The Mountaineers never made it all the way to Moore Monday — being turned away by law enforcement officials. Even that didn’t stop them from lending a helping hand.
Armed with a full arsenal of players, the West Virginia bus rolled into a local grocery store and promptly raided its shelves, filling up more than 20 carts and purchasing somewhere in the neighborhood of $4,000 in supplies all for a devastated town nearly 1,200 miles away from the Morgantown, W. Va., campus.
“We wanted to try to find a way to help because you feel so helpless,” Mazey said. “We just decided to go to Walmart, get every guy a shopping cart and tell them to fill it up with diapers, shoes, baby clothes — anything that you’d think people that would have to start over would need. We just loaded up all the grocery carts, went through the checkout line and loaded the bus up.”
Mazey is no stranger to natural disasters. He has experienced hurricanes, earthquakes and even a tornado warning during his first trip to the College World Series in Omaha, Neb., as a member of the TCU staff.
Yet, none of this could prepare him for the devastation that surrounded the Moore community.
“My first experience with a tornado was the very first game I had ever coached at the College World Series in Omaha,” Mazey said. “At the conclusion of the game the sirens went off and we huddled in the basement of the hotel in uniform. ... I’ve lived a lot of different places, where I’ve dealt with tornados, hurricanes, earthquakes and all that stuff.
“I kind of had an idea, but still, it’s one of those things that you never really expect it to happen to you. I was watching it on TV and we were just anxious to help in any way we could.”
It may have sounded like a lot of work, racing up and down the aisles looking for life’s essentials, but Musgrave admitted that it was also kind of enjoyable. Not necessarily in the sense that you might think — running around the store with virtually a blank check — but the fact that they were helping others.
“I think we enjoyed it for the purpose we were going for — to help people more than just grabbing random stuff that we didn’t have to pay for,” Musgrave said. “It was good. We met a lady who lost everything and we gave her some stuff while we were there. It was a big deal. I think everybody enjoyed what it meant to do it.”
West Virginia’s efforts also helped rally other Big 12 teams. TCU brought buckets full of Gatorade and diapers to supply centers and Kansas also chipped in with its fair share of supplies.
And what about the Mountaineers? Well, they too were able to deliver their supplies — unloading a bus full of items in Norman Tuesday.
“To think that it was so close to where we were at, it really is terrible,” Musgrave said. “Five miles more in our direction, who knows what would have happened. ... Where most of us are from, we’ve never seen anything like that up close. It’s just terrifying.”
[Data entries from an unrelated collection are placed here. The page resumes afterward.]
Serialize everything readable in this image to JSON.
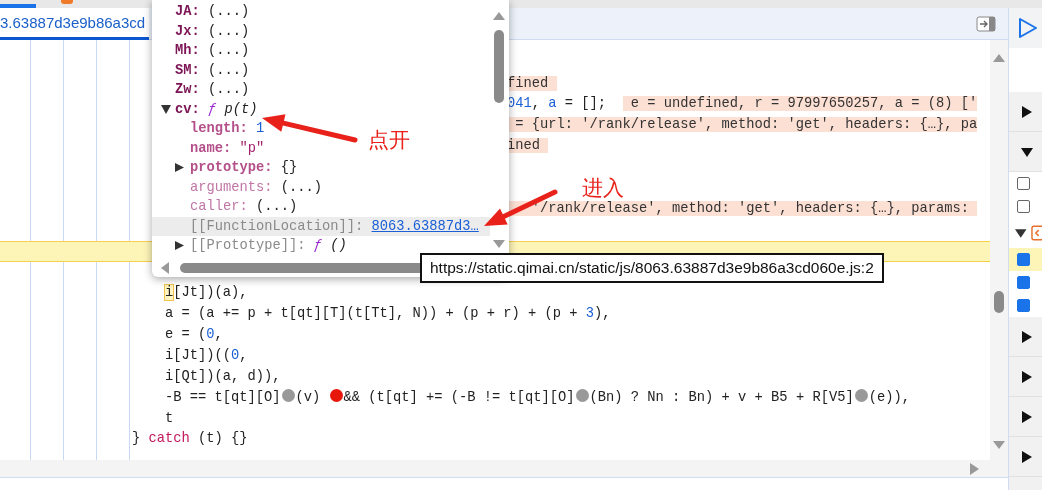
{
  "editor_tab": {
    "label": "3.63887d3e9b86a3cd",
    "selected": true
  },
  "code_lines": [
    {
      "kind": "blank"
    },
    {
      "kind": "behind",
      "segments": [
        {
          "kind": "value",
          "text": "fined "
        }
      ]
    },
    {
      "kind": "behind",
      "segments": [
        {
          "kind": "number",
          "text": "041"
        },
        {
          "kind": "plain",
          "text": ", "
        },
        {
          "kind": "number",
          "text": "a"
        },
        {
          "kind": "plain",
          "text": " = [];  "
        },
        {
          "kind": "value",
          "text": " e = undefined, r = 97997650257, a = (8) ['"
        }
      ]
    },
    {
      "kind": "behind",
      "segments": [
        {
          "kind": "value",
          "text": " = {url: '/rank/release', method: 'get', headers: {…}, pa"
        }
      ]
    },
    {
      "kind": "behind",
      "segments": [
        {
          "kind": "value",
          "text": "ined "
        }
      ]
    },
    {
      "kind": "blank"
    },
    {
      "kind": "blank"
    },
    {
      "kind": "behind",
      "segments": [
        {
          "kind": "value",
          "text": "   '/rank/release', method: 'get', headers: {…}, params: "
        }
      ]
    },
    {
      "kind": "blank"
    },
    {
      "kind": "highlight"
    },
    {
      "kind": "blank"
    },
    {
      "kind": "inner",
      "segments": [
        {
          "kind": "current",
          "text": "i"
        },
        {
          "kind": "plain",
          "text": "[Jt])(a),"
        }
      ]
    },
    {
      "kind": "inner",
      "segments": [
        {
          "kind": "plain",
          "text": "a = (a += p + t[qt][T](t[Tt], N)) + (p + r) + (p + "
        },
        {
          "kind": "number",
          "text": "3"
        },
        {
          "kind": "plain",
          "text": "),"
        }
      ]
    },
    {
      "kind": "inner",
      "segments": [
        {
          "kind": "plain",
          "text": "e = ("
        },
        {
          "kind": "number",
          "text": "0"
        },
        {
          "kind": "plain",
          "text": ","
        }
      ]
    },
    {
      "kind": "inner",
      "segments": [
        {
          "kind": "plain",
          "text": "i[Jt])(("
        },
        {
          "kind": "number",
          "text": "0"
        },
        {
          "kind": "plain",
          "text": ","
        }
      ]
    },
    {
      "kind": "inner",
      "segments": [
        {
          "kind": "plain",
          "text": "i[Qt])(a, d)),"
        }
      ]
    },
    {
      "kind": "inner",
      "segments": [
        {
          "kind": "plain",
          "text": "-B == t[qt][O]"
        },
        {
          "kind": "breakpoint",
          "active": false
        },
        {
          "kind": "plain",
          "text": "(v) "
        },
        {
          "kind": "breakpoint",
          "active": true
        },
        {
          "kind": "plain",
          "text": "&& (t[qt] += (-B != t[qt][O]"
        },
        {
          "kind": "breakpoint",
          "active": false
        },
        {
          "kind": "plain",
          "text": "(Bn) ? Nn : Bn) + v + B5 + R[V5]"
        },
        {
          "kind": "breakpoint",
          "active": false
        },
        {
          "kind": "plain",
          "text": "(e)),"
        }
      ]
    },
    {
      "kind": "inner",
      "segments": [
        {
          "kind": "plain",
          "text": "t"
        }
      ]
    },
    {
      "kind": "outer",
      "segments": [
        {
          "kind": "plain",
          "text": "} "
        },
        {
          "kind": "keyword",
          "text": "catch"
        },
        {
          "kind": "plain",
          "text": " (t) {}"
        }
      ]
    }
  ],
  "popover": {
    "properties": [
      {
        "kind": "own",
        "key": "JA:",
        "value": {
          "kind": "lazy",
          "text": "(...)"
        },
        "hovered": false
      },
      {
        "kind": "own",
        "key": "Jx:",
        "value": {
          "kind": "lazy",
          "text": "(...)"
        },
        "hovered": false
      },
      {
        "kind": "own",
        "key": "Mh:",
        "value": {
          "kind": "lazy",
          "text": "(...)"
        },
        "hovered": false
      },
      {
        "kind": "own",
        "key": "SM:",
        "value": {
          "kind": "lazy",
          "text": "(...)"
        },
        "hovered": false
      },
      {
        "kind": "own",
        "key": "Zw:",
        "value": {
          "kind": "lazy",
          "text": "(...)"
        },
        "hovered": false
      },
      {
        "kind": "own",
        "key": "cv:",
        "value": {
          "kind": "function",
          "mark": "ƒ",
          "text": "p(t)"
        },
        "expanded": true,
        "hovered": false,
        "children": [
          {
            "kind": "child",
            "key": "length:",
            "value": {
              "kind": "number",
              "text": "1"
            },
            "hovered": false
          },
          {
            "kind": "child",
            "key": "name:",
            "value": {
              "kind": "string",
              "text": "\"p\""
            },
            "hovered": false
          },
          {
            "kind": "child",
            "key": "prototype:",
            "value": {
              "kind": "object",
              "text": "{}"
            },
            "expanded": false,
            "hovered": false
          },
          {
            "kind": "nonenum",
            "key": "arguments:",
            "value": {
              "kind": "lazy",
              "text": "(...)"
            },
            "hovered": false
          },
          {
            "kind": "nonenum",
            "key": "caller:",
            "value": {
              "kind": "lazy",
              "text": "(...)"
            },
            "hovered": false
          },
          {
            "kind": "internal",
            "key": "[[FunctionLocation]]:",
            "value": {
              "kind": "link",
              "text": "8063.63887d3…"
            },
            "hovered": true
          },
          {
            "kind": "internal",
            "key": "[[Prototype]]:",
            "value": {
              "kind": "function",
              "mark": "ƒ",
              "text": "()"
            },
            "expanded": false,
            "hovered": false
          }
        ]
      }
    ]
  },
  "tooltip": "https://static.qimai.cn/static/js/8063.63887d3e9b86a3cd060e.js:2",
  "annotations": [
    {
      "text": "点开"
    },
    {
      "text": "进入"
    }
  ],
  "sidebar": {
    "rows": [
      {
        "kind": "toolbar"
      },
      {
        "kind": "empty"
      },
      {
        "kind": "section",
        "expanded": false
      },
      {
        "kind": "section",
        "expanded": true
      },
      {
        "kind": "checkbox",
        "checked": false,
        "highlighted": false
      },
      {
        "kind": "checkbox",
        "checked": false,
        "highlighted": false
      },
      {
        "kind": "file",
        "expanded": true
      },
      {
        "kind": "checkbox",
        "checked": true,
        "highlighted": true
      },
      {
        "kind": "checkbox",
        "checked": true,
        "highlighted": false
      },
      {
        "kind": "checkbox",
        "checked": true,
        "highlighted": false
      },
      {
        "kind": "section",
        "expanded": false
      },
      {
        "kind": "section",
        "expanded": false
      },
      {
        "kind": "section",
        "expanded": false
      },
      {
        "kind": "section",
        "expanded": false
      }
    ]
  }
}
Without a doubt, West Virginia’s efforts have made them favorites outside of the two Oklahoma schools as the Big 12 Championship begins Thursday at Oklahoma City’s Chickasaw Bricktown Ballpark. While it remains to be scene whether or not the team takes a Big 12 championship back to Morgantown, the Mountaineers will definitely be taking something back apart from Musgrave’s Big 12 Pitcher of the Year award — plenty of stories.
“There will be some stories,” Musgrave said. “They’ll be realistic stories, telling how scary tornados are. You see them on the news and you don’t really worry about them because they’re thousands of miles away, but when they’re that close — 5 or 10 miles away — you kind of watch the news more and listen to what people are saying.”
“Whether we come here and win any games or lose games, no matter what happens when our kids get older and have children of their own, when they look back at this week, they’re not going to think about baseball games,” Mazey said. “They’re going to think about the help we tried to provide for people, and hopefully the impact we made on some people who were in pretty good need.”